> EXERCISE DIRECTIONS: Repeat every record exactly, but omit the images.

Records excerpted from a collection
============
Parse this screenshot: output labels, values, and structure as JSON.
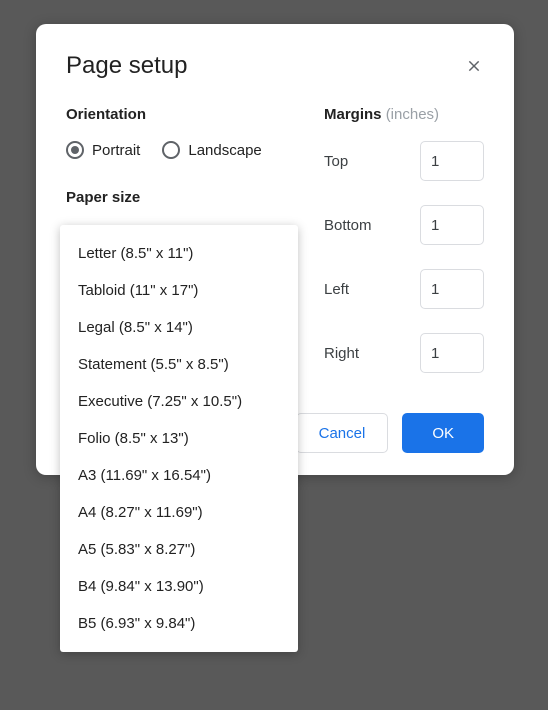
{
  "dialog": {
    "title": "Page setup"
  },
  "orientation": {
    "label": "Orientation",
    "portrait": "Portrait",
    "landscape": "Landscape",
    "selected": "portrait"
  },
  "paper_size": {
    "label": "Paper size",
    "options": [
      "Letter (8.5\" x 11\")",
      "Tabloid (11\" x 17\")",
      "Legal (8.5\" x 14\")",
      "Statement (5.5\" x 8.5\")",
      "Executive (7.25\" x 10.5\")",
      "Folio (8.5\" x 13\")",
      "A3 (11.69\" x 16.54\")",
      "A4 (8.27\" x 11.69\")",
      "A5 (5.83\" x 8.27\")",
      "B4 (9.84\" x 13.90\")",
      "B5 (6.93\" x 9.84\")"
    ]
  },
  "margins": {
    "label": "Margins",
    "unit": "(inches)",
    "top": {
      "label": "Top",
      "value": "1"
    },
    "bottom": {
      "label": "Bottom",
      "value": "1"
    },
    "left": {
      "label": "Left",
      "value": "1"
    },
    "right": {
      "label": "Right",
      "value": "1"
    }
  },
  "buttons": {
    "cancel": "Cancel",
    "ok": "OK"
  }
}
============
> ANSWER TO THIS PROBLEM:
Parse this screenshot: output labels, values, and structure as JSON.
{
  "dialog": {
    "title": "Page setup"
  },
  "orientation": {
    "label": "Orientation",
    "portrait": "Portrait",
    "landscape": "Landscape",
    "selected": "portrait"
  },
  "paper_size": {
    "label": "Paper size",
    "options": [
      "Letter (8.5\" x 11\")",
      "Tabloid (11\" x 17\")",
      "Legal (8.5\" x 14\")",
      "Statement (5.5\" x 8.5\")",
      "Executive (7.25\" x 10.5\")",
      "Folio (8.5\" x 13\")",
      "A3 (11.69\" x 16.54\")",
      "A4 (8.27\" x 11.69\")",
      "A5 (5.83\" x 8.27\")",
      "B4 (9.84\" x 13.90\")",
      "B5 (6.93\" x 9.84\")"
    ]
  },
  "margins": {
    "label": "Margins",
    "unit": "(inches)",
    "top": {
      "label": "Top",
      "value": "1"
    },
    "bottom": {
      "label": "Bottom",
      "value": "1"
    },
    "left": {
      "label": "Left",
      "value": "1"
    },
    "right": {
      "label": "Right",
      "value": "1"
    }
  },
  "buttons": {
    "cancel": "Cancel",
    "ok": "OK"
  }
}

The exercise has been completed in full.